───── Material for this task ─────

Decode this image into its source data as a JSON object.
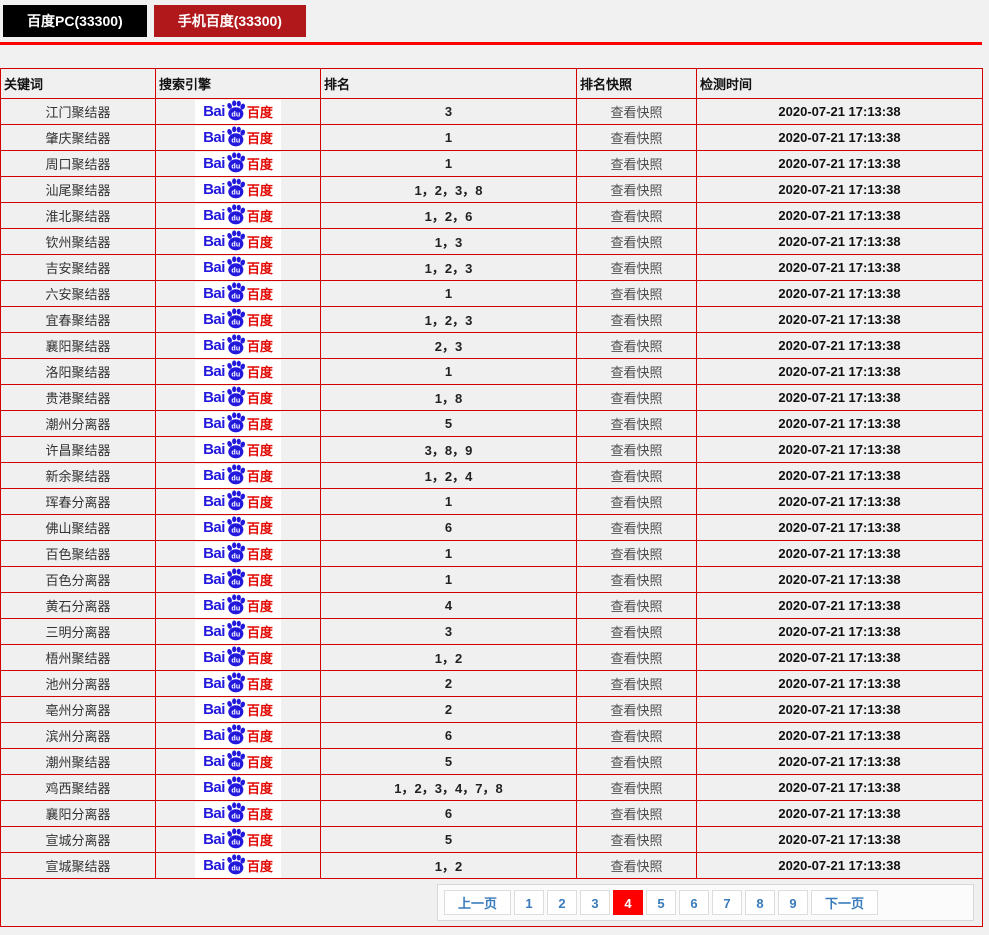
{
  "tabs": [
    {
      "label": "百度PC(33300)"
    },
    {
      "label": "手机百度(33300)"
    }
  ],
  "table": {
    "headers": [
      "关键词",
      "搜索引擎",
      "排名",
      "排名快照",
      "检测时间"
    ],
    "engine_logo": {
      "bai": "Bai",
      "du": "du",
      "cn": "百度",
      "name": "baidu-logo"
    },
    "snapshot_label": "查看快照",
    "rows": [
      {
        "keyword": "江门聚结器",
        "rank": "3",
        "time": "2020-07-21 17:13:38"
      },
      {
        "keyword": "肇庆聚结器",
        "rank": "1",
        "time": "2020-07-21 17:13:38"
      },
      {
        "keyword": "周口聚结器",
        "rank": "1",
        "time": "2020-07-21 17:13:38"
      },
      {
        "keyword": "汕尾聚结器",
        "rank": "1，2，3，8",
        "time": "2020-07-21 17:13:38"
      },
      {
        "keyword": "淮北聚结器",
        "rank": "1，2，6",
        "time": "2020-07-21 17:13:38"
      },
      {
        "keyword": "钦州聚结器",
        "rank": "1，3",
        "time": "2020-07-21 17:13:38"
      },
      {
        "keyword": "吉安聚结器",
        "rank": "1，2，3",
        "time": "2020-07-21 17:13:38"
      },
      {
        "keyword": "六安聚结器",
        "rank": "1",
        "time": "2020-07-21 17:13:38"
      },
      {
        "keyword": "宜春聚结器",
        "rank": "1，2，3",
        "time": "2020-07-21 17:13:38"
      },
      {
        "keyword": "襄阳聚结器",
        "rank": "2，3",
        "time": "2020-07-21 17:13:38"
      },
      {
        "keyword": "洛阳聚结器",
        "rank": "1",
        "time": "2020-07-21 17:13:38"
      },
      {
        "keyword": "贵港聚结器",
        "rank": "1，8",
        "time": "2020-07-21 17:13:38"
      },
      {
        "keyword": "潮州分离器",
        "rank": "5",
        "time": "2020-07-21 17:13:38"
      },
      {
        "keyword": "许昌聚结器",
        "rank": "3，8，9",
        "time": "2020-07-21 17:13:38"
      },
      {
        "keyword": "新余聚结器",
        "rank": "1，2，4",
        "time": "2020-07-21 17:13:38"
      },
      {
        "keyword": "珲春分离器",
        "rank": "1",
        "time": "2020-07-21 17:13:38"
      },
      {
        "keyword": "佛山聚结器",
        "rank": "6",
        "time": "2020-07-21 17:13:38"
      },
      {
        "keyword": "百色聚结器",
        "rank": "1",
        "time": "2020-07-21 17:13:38"
      },
      {
        "keyword": "百色分离器",
        "rank": "1",
        "time": "2020-07-21 17:13:38"
      },
      {
        "keyword": "黄石分离器",
        "rank": "4",
        "time": "2020-07-21 17:13:38"
      },
      {
        "keyword": "三明分离器",
        "rank": "3",
        "time": "2020-07-21 17:13:38"
      },
      {
        "keyword": "梧州聚结器",
        "rank": "1，2",
        "time": "2020-07-21 17:13:38"
      },
      {
        "keyword": "池州分离器",
        "rank": "2",
        "time": "2020-07-21 17:13:38"
      },
      {
        "keyword": "亳州分离器",
        "rank": "2",
        "time": "2020-07-21 17:13:38"
      },
      {
        "keyword": "滨州分离器",
        "rank": "6",
        "time": "2020-07-21 17:13:38"
      },
      {
        "keyword": "潮州聚结器",
        "rank": "5",
        "time": "2020-07-21 17:13:38"
      },
      {
        "keyword": "鸡西聚结器",
        "rank": "1，2，3，4，7，8",
        "time": "2020-07-21 17:13:38"
      },
      {
        "keyword": "襄阳分离器",
        "rank": "6",
        "time": "2020-07-21 17:13:38"
      },
      {
        "keyword": "宣城分离器",
        "rank": "5",
        "time": "2020-07-21 17:13:38"
      },
      {
        "keyword": "宣城聚结器",
        "rank": "1，2",
        "time": "2020-07-21 17:13:38"
      }
    ]
  },
  "pagination": {
    "prev": "上一页",
    "next": "下一页",
    "pages": [
      "1",
      "2",
      "3",
      "4",
      "5",
      "6",
      "7",
      "8",
      "9"
    ],
    "active": "4"
  },
  "colors": {
    "accent_line": "#ff0000",
    "table_border": "#d40000",
    "tab_pc_bg": "#000000",
    "tab_mobile_bg": "#b0181b",
    "baidu_blue": "#2319dc",
    "baidu_red": "#e10601",
    "pager_link": "#3a7bbc",
    "pager_active_bg": "#ff0000",
    "row_bg": "#f0f0f0"
  }
}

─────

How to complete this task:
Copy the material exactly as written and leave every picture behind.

Exercise answer:
Decode this image into its source data as a JSON object.
{
  "tabs": [
    {
      "label": "百度PC(33300)"
    },
    {
      "label": "手机百度(33300)"
    }
  ],
  "table": {
    "headers": [
      "关键词",
      "搜索引擎",
      "排名",
      "排名快照",
      "检测时间"
    ],
    "engine_logo": {
      "bai": "Bai",
      "du": "du",
      "cn": "百度",
      "name": "baidu-logo"
    },
    "snapshot_label": "查看快照",
    "rows": [
      {
        "keyword": "江门聚结器",
        "rank": "3",
        "time": "2020-07-21 17:13:38"
      },
      {
        "keyword": "肇庆聚结器",
        "rank": "1",
        "time": "2020-07-21 17:13:38"
      },
      {
        "keyword": "周口聚结器",
        "rank": "1",
        "time": "2020-07-21 17:13:38"
      },
      {
        "keyword": "汕尾聚结器",
        "rank": "1，2，3，8",
        "time": "2020-07-21 17:13:38"
      },
      {
        "keyword": "淮北聚结器",
        "rank": "1，2，6",
        "time": "2020-07-21 17:13:38"
      },
      {
        "keyword": "钦州聚结器",
        "rank": "1，3",
        "time": "2020-07-21 17:13:38"
      },
      {
        "keyword": "吉安聚结器",
        "rank": "1，2，3",
        "time": "2020-07-21 17:13:38"
      },
      {
        "keyword": "六安聚结器",
        "rank": "1",
        "time": "2020-07-21 17:13:38"
      },
      {
        "keyword": "宜春聚结器",
        "rank": "1，2，3",
        "time": "2020-07-21 17:13:38"
      },
      {
        "keyword": "襄阳聚结器",
        "rank": "2，3",
        "time": "2020-07-21 17:13:38"
      },
      {
        "keyword": "洛阳聚结器",
        "rank": "1",
        "time": "2020-07-21 17:13:38"
      },
      {
        "keyword": "贵港聚结器",
        "rank": "1，8",
        "time": "2020-07-21 17:13:38"
      },
      {
        "keyword": "潮州分离器",
        "rank": "5",
        "time": "2020-07-21 17:13:38"
      },
      {
        "keyword": "许昌聚结器",
        "rank": "3，8，9",
        "time": "2020-07-21 17:13:38"
      },
      {
        "keyword": "新余聚结器",
        "rank": "1，2，4",
        "time": "2020-07-21 17:13:38"
      },
      {
        "keyword": "珲春分离器",
        "rank": "1",
        "time": "2020-07-21 17:13:38"
      },
      {
        "keyword": "佛山聚结器",
        "rank": "6",
        "time": "2020-07-21 17:13:38"
      },
      {
        "keyword": "百色聚结器",
        "rank": "1",
        "time": "2020-07-21 17:13:38"
      },
      {
        "keyword": "百色分离器",
        "rank": "1",
        "time": "2020-07-21 17:13:38"
      },
      {
        "keyword": "黄石分离器",
        "rank": "4",
        "time": "2020-07-21 17:13:38"
      },
      {
        "keyword": "三明分离器",
        "rank": "3",
        "time": "2020-07-21 17:13:38"
      },
      {
        "keyword": "梧州聚结器",
        "rank": "1，2",
        "time": "2020-07-21 17:13:38"
      },
      {
        "keyword": "池州分离器",
        "rank": "2",
        "time": "2020-07-21 17:13:38"
      },
      {
        "keyword": "亳州分离器",
        "rank": "2",
        "time": "2020-07-21 17:13:38"
      },
      {
        "keyword": "滨州分离器",
        "rank": "6",
        "time": "2020-07-21 17:13:38"
      },
      {
        "keyword": "潮州聚结器",
        "rank": "5",
        "time": "2020-07-21 17:13:38"
      },
      {
        "keyword": "鸡西聚结器",
        "rank": "1，2，3，4，7，8",
        "time": "2020-07-21 17:13:38"
      },
      {
        "keyword": "襄阳分离器",
        "rank": "6",
        "time": "2020-07-21 17:13:38"
      },
      {
        "keyword": "宣城分离器",
        "rank": "5",
        "time": "2020-07-21 17:13:38"
      },
      {
        "keyword": "宣城聚结器",
        "rank": "1，2",
        "time": "2020-07-21 17:13:38"
      }
    ]
  },
  "pagination": {
    "prev": "上一页",
    "next": "下一页",
    "pages": [
      "1",
      "2",
      "3",
      "4",
      "5",
      "6",
      "7",
      "8",
      "9"
    ],
    "active": "4"
  },
  "colors": {
    "accent_line": "#ff0000",
    "table_border": "#d40000",
    "tab_pc_bg": "#000000",
    "tab_mobile_bg": "#b0181b",
    "baidu_blue": "#2319dc",
    "baidu_red": "#e10601",
    "pager_link": "#3a7bbc",
    "pager_active_bg": "#ff0000",
    "row_bg": "#f0f0f0"
  }
}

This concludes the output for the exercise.